Fourteen years ago, a rivalry now overflowing with mutual respect took root in the first game that mattered between Alana Beard of Duke and Diana Taurasi of Connecticut, then college juniors and acquaintances since ninth grade.
Fast-forward, dozens of duels later, to Tuesday night at Staples Center. Moments after the Sparks’ Beard accepted the award for WNBA defensive player of the year, she and Phoenix’s Taurasi squared off again, this time in the first game of a best-of-five semifinal series.
Beard induced an airball on Taurasi’s first shot, a harbinger of the Sparks’ 79-66 triumph over the Mercury.
Mostly matched up against Taurasi, Beard helped limit her to six points, vastly below an average of 18.5, with as many baskets (two) as airballs.
“One of the fiercest competitors I’ve ever seen,” Taurasi said of Beard. “She just competes on every play and gives you different looks.

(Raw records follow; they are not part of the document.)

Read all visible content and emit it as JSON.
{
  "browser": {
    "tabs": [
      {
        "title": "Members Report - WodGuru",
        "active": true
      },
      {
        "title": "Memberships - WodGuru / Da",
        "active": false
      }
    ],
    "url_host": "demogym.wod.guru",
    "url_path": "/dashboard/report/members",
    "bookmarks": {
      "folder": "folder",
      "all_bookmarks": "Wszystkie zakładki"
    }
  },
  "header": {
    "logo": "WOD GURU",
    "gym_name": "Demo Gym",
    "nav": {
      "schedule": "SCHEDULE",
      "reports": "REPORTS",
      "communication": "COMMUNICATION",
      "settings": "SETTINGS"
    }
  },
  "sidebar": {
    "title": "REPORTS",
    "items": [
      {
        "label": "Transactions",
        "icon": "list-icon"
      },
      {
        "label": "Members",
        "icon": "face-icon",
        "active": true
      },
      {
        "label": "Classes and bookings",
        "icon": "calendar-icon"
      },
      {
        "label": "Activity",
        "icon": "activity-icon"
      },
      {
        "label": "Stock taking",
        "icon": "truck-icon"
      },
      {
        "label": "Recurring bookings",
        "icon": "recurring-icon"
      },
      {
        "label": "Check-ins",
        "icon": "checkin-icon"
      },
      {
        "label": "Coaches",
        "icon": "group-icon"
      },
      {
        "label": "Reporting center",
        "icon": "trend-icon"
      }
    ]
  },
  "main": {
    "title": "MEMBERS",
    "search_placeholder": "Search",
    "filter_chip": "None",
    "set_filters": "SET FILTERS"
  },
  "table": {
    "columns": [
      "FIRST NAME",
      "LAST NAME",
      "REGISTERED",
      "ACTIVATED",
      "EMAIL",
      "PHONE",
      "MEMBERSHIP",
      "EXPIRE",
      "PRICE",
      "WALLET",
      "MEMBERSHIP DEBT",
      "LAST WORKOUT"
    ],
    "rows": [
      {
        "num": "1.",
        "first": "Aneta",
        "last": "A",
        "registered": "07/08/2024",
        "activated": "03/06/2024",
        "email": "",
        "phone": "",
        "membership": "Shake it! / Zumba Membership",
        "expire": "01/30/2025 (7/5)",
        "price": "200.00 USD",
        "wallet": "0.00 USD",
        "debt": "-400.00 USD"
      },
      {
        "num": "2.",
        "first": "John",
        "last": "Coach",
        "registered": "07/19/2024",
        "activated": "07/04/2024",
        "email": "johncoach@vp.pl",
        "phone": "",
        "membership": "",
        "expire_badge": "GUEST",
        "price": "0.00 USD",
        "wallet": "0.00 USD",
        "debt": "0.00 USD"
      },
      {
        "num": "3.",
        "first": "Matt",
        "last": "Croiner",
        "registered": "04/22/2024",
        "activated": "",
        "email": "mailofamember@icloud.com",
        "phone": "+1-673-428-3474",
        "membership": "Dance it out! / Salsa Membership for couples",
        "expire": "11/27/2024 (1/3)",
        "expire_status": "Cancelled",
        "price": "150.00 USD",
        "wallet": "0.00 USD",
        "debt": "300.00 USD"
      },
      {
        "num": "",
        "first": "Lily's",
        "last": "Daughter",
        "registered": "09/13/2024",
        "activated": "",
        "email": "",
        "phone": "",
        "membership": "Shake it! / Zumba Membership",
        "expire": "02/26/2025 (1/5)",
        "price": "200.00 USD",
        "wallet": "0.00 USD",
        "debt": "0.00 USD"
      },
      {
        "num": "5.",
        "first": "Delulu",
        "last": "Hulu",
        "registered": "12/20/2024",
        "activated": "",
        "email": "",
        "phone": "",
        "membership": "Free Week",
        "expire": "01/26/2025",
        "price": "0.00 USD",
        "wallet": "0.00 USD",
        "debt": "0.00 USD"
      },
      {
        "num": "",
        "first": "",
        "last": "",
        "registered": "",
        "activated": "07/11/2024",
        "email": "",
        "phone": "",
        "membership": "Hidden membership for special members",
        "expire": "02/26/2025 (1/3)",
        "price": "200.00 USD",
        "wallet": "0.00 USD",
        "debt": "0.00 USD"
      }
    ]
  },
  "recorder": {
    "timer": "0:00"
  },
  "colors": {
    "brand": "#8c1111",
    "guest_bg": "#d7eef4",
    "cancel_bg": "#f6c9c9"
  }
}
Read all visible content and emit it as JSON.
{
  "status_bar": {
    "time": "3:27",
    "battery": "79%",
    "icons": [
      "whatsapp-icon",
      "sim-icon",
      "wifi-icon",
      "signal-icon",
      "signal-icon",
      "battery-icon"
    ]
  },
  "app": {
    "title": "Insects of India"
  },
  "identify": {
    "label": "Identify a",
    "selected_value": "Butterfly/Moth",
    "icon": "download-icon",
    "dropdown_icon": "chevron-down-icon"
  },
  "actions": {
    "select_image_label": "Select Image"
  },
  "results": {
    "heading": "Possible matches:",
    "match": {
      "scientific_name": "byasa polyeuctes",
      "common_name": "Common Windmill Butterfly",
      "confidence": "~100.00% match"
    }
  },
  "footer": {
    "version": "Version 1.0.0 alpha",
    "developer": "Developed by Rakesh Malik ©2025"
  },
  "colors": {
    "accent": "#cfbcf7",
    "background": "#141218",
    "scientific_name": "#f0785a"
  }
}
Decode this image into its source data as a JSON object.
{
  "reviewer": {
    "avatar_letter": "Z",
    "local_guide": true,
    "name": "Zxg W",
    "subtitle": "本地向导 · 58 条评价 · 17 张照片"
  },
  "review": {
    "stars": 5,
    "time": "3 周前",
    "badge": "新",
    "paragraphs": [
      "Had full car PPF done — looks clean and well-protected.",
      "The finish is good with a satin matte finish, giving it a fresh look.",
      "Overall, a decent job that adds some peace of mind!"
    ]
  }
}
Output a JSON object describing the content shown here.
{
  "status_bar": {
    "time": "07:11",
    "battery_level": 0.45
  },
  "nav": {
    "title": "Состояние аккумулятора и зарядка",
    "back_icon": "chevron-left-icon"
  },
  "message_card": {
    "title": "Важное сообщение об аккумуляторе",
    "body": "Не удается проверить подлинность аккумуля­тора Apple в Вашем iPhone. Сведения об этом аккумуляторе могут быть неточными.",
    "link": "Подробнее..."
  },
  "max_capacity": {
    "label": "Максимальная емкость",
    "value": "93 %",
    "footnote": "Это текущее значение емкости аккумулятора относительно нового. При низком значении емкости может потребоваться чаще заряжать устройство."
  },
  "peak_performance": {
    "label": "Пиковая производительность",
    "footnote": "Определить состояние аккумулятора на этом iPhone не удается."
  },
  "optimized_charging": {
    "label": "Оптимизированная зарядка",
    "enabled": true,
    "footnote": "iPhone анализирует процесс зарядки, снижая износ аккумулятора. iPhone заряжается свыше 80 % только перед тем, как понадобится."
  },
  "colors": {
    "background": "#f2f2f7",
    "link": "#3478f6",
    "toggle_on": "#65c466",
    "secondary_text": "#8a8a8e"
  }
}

No one deserves that award more.”
Beard summoned enough energy in between chasing Taurasi to account for 11 points, four higher than her norm. She too launched an airball with Taurasi’s hand in the line of sight, but it was her lone errant try.
“I’ve been playing against her for a long time,” Beard wrote of Taurasi on the Players’ Tribune website, “but no matter how many times I’ve faced her, it doesn’t get any easier.”
Elaborating Tuesday, Beard said, “She continues to get better. It’s her work ethic, her attention to detail.”
Informed of the article, Taurasi smiled and said, “She might change her mind after tonight. I just played like crap. I’m not going to sugarcoat it.”
Mercury coach Sandy Brondello, while noting surprise at learning that Beard’s league-wide defensive laurel was her first, attributed Taurasi’s dreadful night in part to tired legs from enduring three postseason games in as many cities over five nights.
“And we’ve got to try and help her get open too,” Brondello said.
Beard draws no extra motivation from following Taurasi in the 2004 draft, when they were selected first and second. A fresher memory drives her.
“In 2010, I was told I might never play again,” she said, alluding to a trove of injuries that threatened her career. “I don’t like being told what I can’t do.”
The Sparks withstood 18 points from scoring champion Brittney Griner, who eventually began hacking more than scoring and fouled out after logging only 29 minutes.
With Griner out of the equation, the Sparks broke out of a halftime tie and built their most substantial lead just before the final buzzer.
A Hall & Oates concert has dibs on Staples Center on Thursdsay, so the series detours to Long Beach State for Game 2.